Data about app and page elements
--- START ---

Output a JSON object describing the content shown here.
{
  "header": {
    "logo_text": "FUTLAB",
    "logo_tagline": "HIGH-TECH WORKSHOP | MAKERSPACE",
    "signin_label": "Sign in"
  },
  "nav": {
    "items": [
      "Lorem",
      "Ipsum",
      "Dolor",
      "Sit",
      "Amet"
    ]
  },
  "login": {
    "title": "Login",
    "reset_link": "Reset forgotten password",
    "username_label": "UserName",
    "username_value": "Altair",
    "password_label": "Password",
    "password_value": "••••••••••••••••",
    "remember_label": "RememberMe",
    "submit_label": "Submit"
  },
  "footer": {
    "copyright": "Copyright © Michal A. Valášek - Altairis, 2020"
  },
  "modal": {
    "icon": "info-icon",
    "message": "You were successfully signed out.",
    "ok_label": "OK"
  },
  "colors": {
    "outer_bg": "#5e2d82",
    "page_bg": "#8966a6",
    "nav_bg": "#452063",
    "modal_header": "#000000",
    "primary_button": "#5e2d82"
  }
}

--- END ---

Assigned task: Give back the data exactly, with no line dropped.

Reply to the task:
Output a JSON object describing the content shown here.
{
  "header": {
    "logo_text": "FUTLAB",
    "logo_tagline": "HIGH-TECH WORKSHOP | MAKERSPACE",
    "signin_label": "Sign in"
  },
  "nav": {
    "items": [
      "Lorem",
      "Ipsum",
      "Dolor",
      "Sit",
      "Amet"
    ]
  },
  "login": {
    "title": "Login",
    "reset_link": "Reset forgotten password",
    "username_label": "UserName",
    "username_value": "Altair",
    "password_label": "Password",
    "password_value": "••••••••••••••••",
    "remember_label": "RememberMe",
    "submit_label": "Submit"
  },
  "footer": {
    "copyright": "Copyright © Michal A. Valášek - Altairis, 2020"
  },
  "modal": {
    "icon": "info-icon",
    "message": "You were successfully signed out.",
    "ok_label": "OK"
  },
  "colors": {
    "outer_bg": "#5e2d82",
    "page_bg": "#8966a6",
    "nav_bg": "#452063",
    "modal_header": "#000000",
    "primary_button": "#5e2d82"
  }
}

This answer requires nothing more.